Jessica Potter, director of the Blue Earth County Historical Society, hasn’t simply waited out this spring’s media storm about identity of the “timber” in their store-room (above). Potter announced in her column in the Summer 2012 edition of The Blue Earth County Historian, that BECHS has consulted with the Minnesota Historical Society to develop a research plan to illuminate the story of the beam, believed to have been part of the scaffold that executed 38 Dakota men in Mankato on December 26, 1862. Potter is working on funding for the investigation, and is overseeing the tedious archival work of uncovering more clues.
The latest revelation: The scaffold was not auctioned off in 1863 as the legend reports. According to an August 27, 1864 article in the Mankato Record cited in the Summer 2012 edition of the BECHS newsletter, the scaffold timbers were not sold until August 1864. That’s what I speculated in my report when I found no mention of the reputed auction in 1863 Mankato newspapers.
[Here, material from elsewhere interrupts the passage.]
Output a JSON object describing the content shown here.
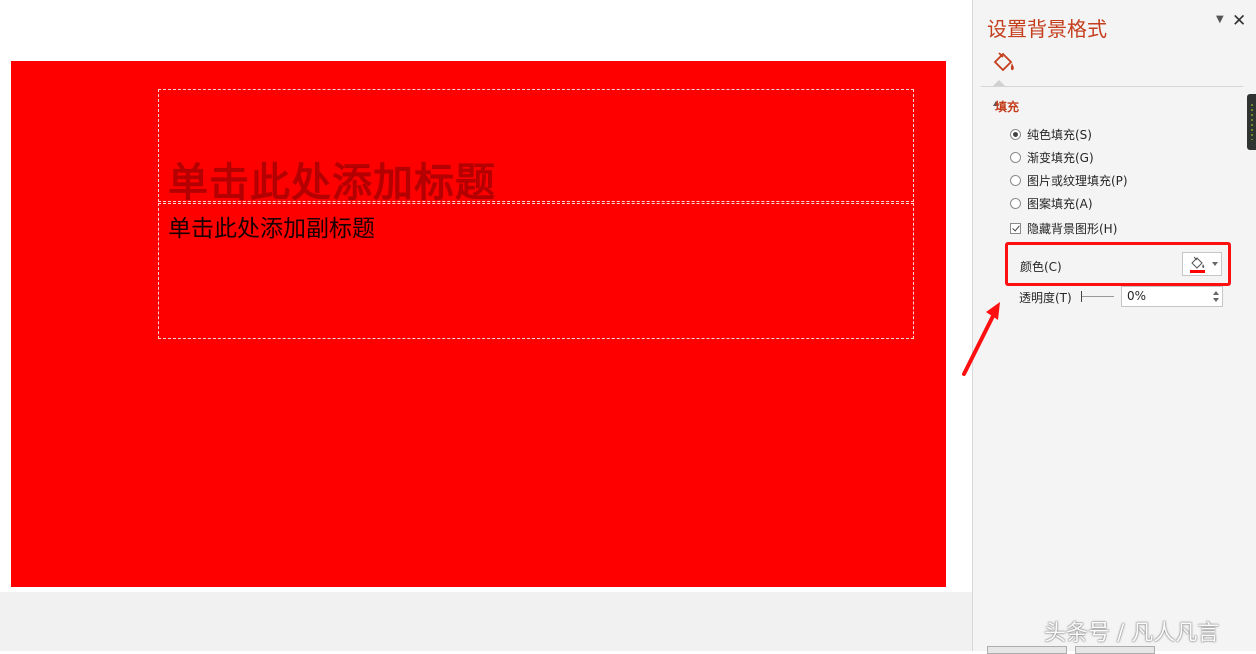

It also seems that Meagher did not own the building in which he installed the timbers until 1864, which also fits better with an actual auction date of 1864.
The new twist is that the August 27, 1864 Mankato Record reported the scaffolding timber was purchased that month by a “Dr. Brown,” not John F. Meagher, the subsequent owner/donor who has gone down in history as the man who purchased the scaffolding timbers at auction in 1863.
Can you imagine: the gallows loomed for twenty months over the Mankato waterfront –plenty of time for visitors to carve off souvenir fragments like the one in a tiny glass bottle said to be from the 1862 scaffold donated to the Brown County Historical Society in New Ulm.
The Blue Earth County Historical Society has declined to exhibit the beam publicly. But I was recently fascinated to talk to a woman who, four or five decades ago, made a field trip to the BECHS museum in Mankato where she and her school friends took turns triggering the drop on the scale model reconstruction of the gallows: “Hands-on history” a la the centennial commemoration of the Dakota War of 1862.
Photo Credit: Mankato Free Press via Google Images.